Originally posted 2012-12-04 17:03:08.
The pharmaceutical industry is a wonderful example of the importance of intellectual property. In this particular industry, intellectual property does more than just maximize profits and keep the market competitive. The protection of intellectual property rights helps establish a strong and effective public health infrastructure.
One of the benefits of intellectual property in this industry is patent and trademark systems help authorities assess the quality of drug products that are being put out into the market. These protections allow authorities to take active measures to prevent counterfeit copies of drugs to enter the market. Without such protections, countries would have a difficult time protecting the safety of drugs that enter a country. Another benefit of intellectual property is it helps introduce new products into the market more rapidly by encouraging pioneer companies to enter the market.
Perhaps most importantly, intellectual property helps promote the development and availability of new products. To create new drugs, a substantial amount of money is spent on research, and without investments to support research, new drugs would take longer to hit the market. Money is needed to develop products and make sure they are safe, as well as effective. Intellectual property helps turn innovative ideas into possible new drugs, and thus provides and incentive for innovation.
While intellectual property rights in the pharmaceutical industry often have a bad reputation of only trying to maximize profits, they actually serve multiple important functions. If a company did not seek to get patents for a particular drug, then cheaper, lesser quality products could flood the market. This would disrupt market segmentation, as it would allow for lower priced products to enter into the higher priced market. To prevent this, it is essential that pharmaceutical companies pursue patent laws and other possible intellectual property rights.

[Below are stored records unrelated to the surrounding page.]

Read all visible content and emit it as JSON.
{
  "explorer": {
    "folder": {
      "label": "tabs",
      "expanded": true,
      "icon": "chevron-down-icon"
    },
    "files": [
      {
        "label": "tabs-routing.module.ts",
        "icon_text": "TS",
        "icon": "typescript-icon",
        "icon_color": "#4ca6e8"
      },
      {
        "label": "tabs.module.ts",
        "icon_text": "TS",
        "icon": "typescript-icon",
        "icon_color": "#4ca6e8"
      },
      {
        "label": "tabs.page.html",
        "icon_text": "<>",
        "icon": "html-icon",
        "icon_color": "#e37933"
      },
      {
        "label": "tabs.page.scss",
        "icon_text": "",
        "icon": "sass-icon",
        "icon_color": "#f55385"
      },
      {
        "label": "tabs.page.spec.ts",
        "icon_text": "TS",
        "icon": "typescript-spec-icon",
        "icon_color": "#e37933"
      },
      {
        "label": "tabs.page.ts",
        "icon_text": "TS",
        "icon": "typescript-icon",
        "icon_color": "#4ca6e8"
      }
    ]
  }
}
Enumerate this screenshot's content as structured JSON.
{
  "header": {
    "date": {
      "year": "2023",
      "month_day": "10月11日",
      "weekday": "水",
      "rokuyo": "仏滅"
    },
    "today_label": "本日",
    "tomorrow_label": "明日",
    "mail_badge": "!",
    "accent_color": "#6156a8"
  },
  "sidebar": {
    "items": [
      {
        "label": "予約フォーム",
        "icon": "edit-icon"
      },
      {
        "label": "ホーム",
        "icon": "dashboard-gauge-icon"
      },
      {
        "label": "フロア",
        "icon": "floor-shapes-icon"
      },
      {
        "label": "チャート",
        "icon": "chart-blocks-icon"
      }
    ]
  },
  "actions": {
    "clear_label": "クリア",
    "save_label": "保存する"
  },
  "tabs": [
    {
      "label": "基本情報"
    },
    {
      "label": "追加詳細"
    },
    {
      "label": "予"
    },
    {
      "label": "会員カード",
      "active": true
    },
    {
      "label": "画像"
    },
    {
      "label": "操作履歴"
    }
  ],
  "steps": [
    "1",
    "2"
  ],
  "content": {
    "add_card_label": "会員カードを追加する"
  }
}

Source: Wilder, Richard. Market Segmentation: techniques, actors and incentives – The use of intellectual property rights. 2011.--